In all the discussion about setting a new minimum wage, with its focus on the proposals and counter-proposals of business and labor organizations, it can be easy to lose sight of what it costs urban workers to subsist in Honduras. The Honduran government has defined this as the cost of the canasta basica alimenticia, a monthly supply of 32 basic products that feeds a family of six.
In 2008, Honduras' labor minister said the cost of the canasta basica was 6,800 lempiras ($360 US). The minimum wage then was just half that amount.
Rampant speculation in 2008 was driving up the cost of beans. When the minimum wage was last set, Honduras had the most expensive canasta basica in all of Central America.
When he set a new minimum wage in December 2008, Manuel Zelaya explicitly placed it at 500 lempiras less than what it would cost a worker to buy the components of the canasta basica at that time.
Yet the claim being made today is that the canasta basica costs a fraction of its 2008 price, a claim that if true, would justify (in some measure) a lower minimum wage. How is this estimate being produced?
COHEP says the canasta basica cost is about 4,400 lempiras per month, basing their estimate on pricing the goods at the Tegucigalpa government-subsidized supermarket called Banasupro and the wholesale market in Tegucigalpa. This is well under the current minimum wage of 5,500 lempiras.
The workers unions, in contrast, suggest the canasta basica costs about 6,300 lempiras a month in the stores where their employees actually typically shop. The difference between the two sides comes to about $100 (US) a month.
The Instituto Nacional de Estadistica (INE) calculates the prices of the constituents of the canasta basica in a quite different manner from that used by COHEP. INE collects prices from six retail markets in a specific city, for a given week, as well as in seven supermarkets, 46 pulperias and two farmer's markets in the same city, and for each category calculates an average price. These four averages are then averaged to get a price for a given item in the canasta basica. You can find the weekly price reports for 2006 to 2008 for several cities on the INE's website here.
The Banco Central de Honduras then use these prices and applies them to a standard amount of each item sufficient to feed a family of six for a month, and calculates the cost of the canasta basica.
What COHEP did, in contrast, is go to a wholesale food market and to a government subsidized supermarket, a disingenuous selection of prices that systematically profoundly underestimates the real cost of the canasta basica.

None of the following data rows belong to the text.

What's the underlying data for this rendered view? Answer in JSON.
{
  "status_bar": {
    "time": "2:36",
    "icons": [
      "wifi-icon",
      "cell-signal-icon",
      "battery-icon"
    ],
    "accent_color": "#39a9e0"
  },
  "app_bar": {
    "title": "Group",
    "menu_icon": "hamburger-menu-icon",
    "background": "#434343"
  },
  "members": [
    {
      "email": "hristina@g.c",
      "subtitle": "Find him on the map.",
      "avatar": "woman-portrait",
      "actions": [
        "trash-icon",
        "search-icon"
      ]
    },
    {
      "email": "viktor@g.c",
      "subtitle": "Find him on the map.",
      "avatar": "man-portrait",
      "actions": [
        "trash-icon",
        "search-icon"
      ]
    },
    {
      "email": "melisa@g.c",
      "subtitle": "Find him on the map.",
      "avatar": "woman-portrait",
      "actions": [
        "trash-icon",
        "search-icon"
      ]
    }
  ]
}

Current INE estimates, and in fact, any of those for 2009-2010, are not available online. But one thing is clear: proposing a minimum wage based on low prices very few Hondurans will actually be able to obtain would make the minimum wage something far different from a living wage.
La Prensa noted in August that, in general, prices have continued to increase throughout all of 2009 and 2010. Bean prices increased $0.80 a pound just in the month of August, largely due to speculation. Vegetable prices have increased rapidly as the persistent heavy rains damage field crops. To the extent that these prices are not reflected in neighboring Central American countries for the same commodities, and they are not, this indicates significant market price manipulation in Honduras.
When Porfirio Lobo Sosa was sworn in in January, 72 percent of Hondurans lived in households that didn't have access to even the canasta basica according to a European Union study, creating a serious food security problem for Honduras. That's 5.7 million people. A further 1.5 million Hondurans lived in households that earned enough to pay for the canasta basica every month, but not enough to afford housing, health care, transportation, education, etc. That leaves just 800,000 people in Honduras, according to the study, in households with incomes that adequately support them.
And that is what is at stake in the current negotiation, if we step back and think about how wages affect people's ability to survive.